RECORD SET: Begin

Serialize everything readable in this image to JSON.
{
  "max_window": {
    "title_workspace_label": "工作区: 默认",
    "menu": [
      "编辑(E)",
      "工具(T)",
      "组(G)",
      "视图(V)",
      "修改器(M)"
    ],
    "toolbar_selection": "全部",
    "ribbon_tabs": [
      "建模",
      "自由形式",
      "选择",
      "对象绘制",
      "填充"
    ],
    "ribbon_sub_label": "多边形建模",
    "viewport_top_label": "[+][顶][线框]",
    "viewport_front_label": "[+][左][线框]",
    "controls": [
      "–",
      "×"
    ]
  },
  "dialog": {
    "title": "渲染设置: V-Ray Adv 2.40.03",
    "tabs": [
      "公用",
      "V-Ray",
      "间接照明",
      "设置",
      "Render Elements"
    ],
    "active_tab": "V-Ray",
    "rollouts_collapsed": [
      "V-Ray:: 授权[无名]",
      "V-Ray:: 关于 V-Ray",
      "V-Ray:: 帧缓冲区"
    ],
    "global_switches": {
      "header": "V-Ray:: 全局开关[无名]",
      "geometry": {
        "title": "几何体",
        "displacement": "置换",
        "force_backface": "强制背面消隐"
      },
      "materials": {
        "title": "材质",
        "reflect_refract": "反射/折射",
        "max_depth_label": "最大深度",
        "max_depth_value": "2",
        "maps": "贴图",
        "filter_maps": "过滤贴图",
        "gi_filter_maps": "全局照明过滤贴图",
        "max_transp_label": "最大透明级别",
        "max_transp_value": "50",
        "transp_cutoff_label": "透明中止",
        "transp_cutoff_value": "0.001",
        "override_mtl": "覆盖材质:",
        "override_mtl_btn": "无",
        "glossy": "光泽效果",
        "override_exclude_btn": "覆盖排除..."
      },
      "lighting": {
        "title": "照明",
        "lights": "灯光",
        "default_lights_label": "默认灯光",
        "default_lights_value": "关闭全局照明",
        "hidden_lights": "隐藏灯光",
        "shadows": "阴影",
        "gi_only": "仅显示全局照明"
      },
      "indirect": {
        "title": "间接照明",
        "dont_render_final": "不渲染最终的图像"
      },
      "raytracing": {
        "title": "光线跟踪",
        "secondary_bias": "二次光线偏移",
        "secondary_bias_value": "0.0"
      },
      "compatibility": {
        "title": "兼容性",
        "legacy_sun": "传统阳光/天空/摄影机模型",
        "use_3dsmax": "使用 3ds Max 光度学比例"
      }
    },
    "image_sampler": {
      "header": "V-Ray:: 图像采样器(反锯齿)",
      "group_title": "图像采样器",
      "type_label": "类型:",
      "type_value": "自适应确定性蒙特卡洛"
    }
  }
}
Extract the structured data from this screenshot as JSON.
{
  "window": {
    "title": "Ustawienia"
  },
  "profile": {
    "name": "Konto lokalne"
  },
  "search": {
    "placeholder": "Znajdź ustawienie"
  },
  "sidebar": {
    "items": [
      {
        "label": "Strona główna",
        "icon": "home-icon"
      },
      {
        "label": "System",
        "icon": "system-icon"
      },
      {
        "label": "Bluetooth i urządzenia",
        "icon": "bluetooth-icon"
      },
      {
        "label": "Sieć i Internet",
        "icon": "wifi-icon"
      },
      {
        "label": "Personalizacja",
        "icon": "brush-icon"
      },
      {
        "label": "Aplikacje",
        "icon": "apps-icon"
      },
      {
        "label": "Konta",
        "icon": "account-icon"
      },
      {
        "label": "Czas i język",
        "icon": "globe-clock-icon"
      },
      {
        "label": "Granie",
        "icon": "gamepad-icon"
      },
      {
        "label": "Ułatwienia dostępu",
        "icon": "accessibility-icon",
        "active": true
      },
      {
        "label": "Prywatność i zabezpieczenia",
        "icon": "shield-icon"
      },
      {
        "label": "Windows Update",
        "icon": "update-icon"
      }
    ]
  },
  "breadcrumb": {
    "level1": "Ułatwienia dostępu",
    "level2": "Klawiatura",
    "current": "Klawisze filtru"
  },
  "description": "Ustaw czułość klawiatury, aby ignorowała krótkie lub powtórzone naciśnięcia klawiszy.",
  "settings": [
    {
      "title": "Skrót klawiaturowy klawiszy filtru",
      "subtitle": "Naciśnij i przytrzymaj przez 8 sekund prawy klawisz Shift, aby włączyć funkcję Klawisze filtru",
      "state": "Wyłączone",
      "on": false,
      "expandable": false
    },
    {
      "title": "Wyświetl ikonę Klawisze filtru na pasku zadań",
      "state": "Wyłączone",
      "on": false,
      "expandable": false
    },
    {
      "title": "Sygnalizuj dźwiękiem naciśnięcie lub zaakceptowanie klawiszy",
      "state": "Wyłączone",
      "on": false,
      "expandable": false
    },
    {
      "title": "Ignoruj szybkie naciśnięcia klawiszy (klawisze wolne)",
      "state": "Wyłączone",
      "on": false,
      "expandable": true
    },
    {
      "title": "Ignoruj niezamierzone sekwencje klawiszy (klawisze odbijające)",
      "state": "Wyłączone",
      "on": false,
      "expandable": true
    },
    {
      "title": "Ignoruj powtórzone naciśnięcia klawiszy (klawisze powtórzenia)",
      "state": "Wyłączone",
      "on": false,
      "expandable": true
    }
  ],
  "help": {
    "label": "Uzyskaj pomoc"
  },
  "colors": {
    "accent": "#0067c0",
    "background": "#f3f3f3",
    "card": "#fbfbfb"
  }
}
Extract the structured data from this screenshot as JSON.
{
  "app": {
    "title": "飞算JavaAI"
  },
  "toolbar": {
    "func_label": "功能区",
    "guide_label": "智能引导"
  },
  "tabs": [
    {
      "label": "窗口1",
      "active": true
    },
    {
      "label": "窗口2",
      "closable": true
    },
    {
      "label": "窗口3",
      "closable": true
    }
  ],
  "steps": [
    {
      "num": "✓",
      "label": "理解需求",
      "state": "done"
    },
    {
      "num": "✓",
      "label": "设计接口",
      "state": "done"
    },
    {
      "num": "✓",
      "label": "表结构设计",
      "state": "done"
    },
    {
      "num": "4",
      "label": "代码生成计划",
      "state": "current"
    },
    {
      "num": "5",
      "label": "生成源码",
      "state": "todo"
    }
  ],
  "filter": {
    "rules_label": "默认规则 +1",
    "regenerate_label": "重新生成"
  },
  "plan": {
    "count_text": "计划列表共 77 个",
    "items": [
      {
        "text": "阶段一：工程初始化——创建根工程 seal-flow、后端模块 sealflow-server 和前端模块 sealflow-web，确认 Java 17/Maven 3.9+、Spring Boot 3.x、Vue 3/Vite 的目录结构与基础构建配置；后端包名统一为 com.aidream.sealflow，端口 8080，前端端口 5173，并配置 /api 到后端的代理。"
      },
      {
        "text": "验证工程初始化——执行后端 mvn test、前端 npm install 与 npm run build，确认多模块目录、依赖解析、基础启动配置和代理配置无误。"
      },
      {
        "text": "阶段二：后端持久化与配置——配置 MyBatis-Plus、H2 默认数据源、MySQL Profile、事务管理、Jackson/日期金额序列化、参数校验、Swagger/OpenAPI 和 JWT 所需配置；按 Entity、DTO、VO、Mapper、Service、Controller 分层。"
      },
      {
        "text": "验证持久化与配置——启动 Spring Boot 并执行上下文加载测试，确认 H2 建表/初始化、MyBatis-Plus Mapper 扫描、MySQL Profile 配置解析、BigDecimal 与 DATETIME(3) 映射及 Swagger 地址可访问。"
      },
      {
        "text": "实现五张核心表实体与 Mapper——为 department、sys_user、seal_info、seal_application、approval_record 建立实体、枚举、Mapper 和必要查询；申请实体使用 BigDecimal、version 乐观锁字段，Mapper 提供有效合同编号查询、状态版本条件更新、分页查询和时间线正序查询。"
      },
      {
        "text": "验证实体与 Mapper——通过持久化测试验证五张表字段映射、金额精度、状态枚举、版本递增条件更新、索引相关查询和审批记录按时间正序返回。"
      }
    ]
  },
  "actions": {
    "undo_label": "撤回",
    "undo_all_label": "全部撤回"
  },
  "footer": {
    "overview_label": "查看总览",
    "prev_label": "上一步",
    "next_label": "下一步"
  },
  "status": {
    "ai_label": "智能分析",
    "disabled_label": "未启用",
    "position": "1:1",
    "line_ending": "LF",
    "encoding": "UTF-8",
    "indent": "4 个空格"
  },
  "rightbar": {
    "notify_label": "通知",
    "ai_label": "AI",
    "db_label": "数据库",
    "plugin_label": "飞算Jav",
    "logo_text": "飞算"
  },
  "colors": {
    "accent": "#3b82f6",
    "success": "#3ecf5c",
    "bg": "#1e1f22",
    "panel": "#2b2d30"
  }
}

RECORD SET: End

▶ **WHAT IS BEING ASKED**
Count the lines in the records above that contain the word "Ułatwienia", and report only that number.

▶ **EXPECTED OUTPUT**
2